━━ INFORMATION SHOWN

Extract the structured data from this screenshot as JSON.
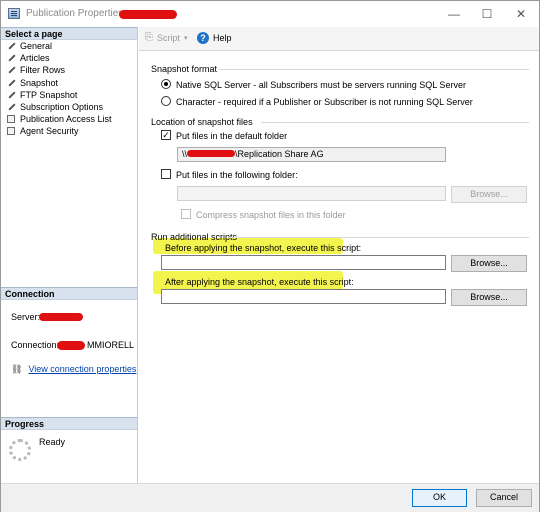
{
  "window": {
    "title": "Publication Properties",
    "minimize_glyph": "—",
    "maximize_glyph": "☐",
    "close_glyph": "✕"
  },
  "sidebar": {
    "select_page_header": "Select a page",
    "items": [
      {
        "label": "General",
        "icon": "wrench-icon"
      },
      {
        "label": "Articles",
        "icon": "page-icon"
      },
      {
        "label": "Filter Rows",
        "icon": "page-icon"
      },
      {
        "label": "Snapshot",
        "icon": "page-icon"
      },
      {
        "label": "FTP Snapshot",
        "icon": "page-icon"
      },
      {
        "label": "Subscription Options",
        "icon": "page-icon"
      },
      {
        "label": "Publication Access List",
        "icon": "page-icon"
      },
      {
        "label": "Agent Security",
        "icon": "page-icon"
      }
    ],
    "connection": {
      "header": "Connection",
      "server_label": "Server:",
      "connection_label": "Connection:",
      "connection_value_visible": "MMIORELL",
      "view_props_link": "View connection properties"
    },
    "progress": {
      "header": "Progress",
      "status": "Ready"
    }
  },
  "toolbar": {
    "script_label": "Script",
    "help_label": "Help"
  },
  "snapshot_format": {
    "group_label": "Snapshot format",
    "option_native": "Native SQL Server - all Subscribers must be servers running SQL Server",
    "option_character": "Character - required if a Publisher or Subscriber is not running SQL Server",
    "selected": "native"
  },
  "location": {
    "group_label": "Location of snapshot files",
    "default_folder_label": "Put files in the default folder",
    "default_folder_checked": true,
    "default_folder_path_prefix": "\\\\",
    "default_folder_path_suffix": "\\Replication Share AG",
    "following_folder_label": "Put files in the following folder:",
    "following_folder_checked": false,
    "following_folder_value": "",
    "browse_label": "Browse...",
    "compress_label": "Compress snapshot files in this folder"
  },
  "scripts": {
    "group_label": "Run additional scripts",
    "before_label": "Before applying the snapshot, execute this script:",
    "before_value": "",
    "after_label": "After applying the snapshot, execute this script:",
    "after_value": "",
    "browse_label": "Browse..."
  },
  "footer": {
    "ok_label": "OK",
    "cancel_label": "Cancel"
  },
  "colors": {
    "highlight": "#f0f014",
    "redaction": "#e01010",
    "link": "#0645ad"
  }
}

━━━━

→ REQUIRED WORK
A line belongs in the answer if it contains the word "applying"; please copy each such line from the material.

→ RESULT BELOW
    "before_label": "Before applying the snapshot, execute this script:",
    "after_label": "After applying the snapshot, execute this script:",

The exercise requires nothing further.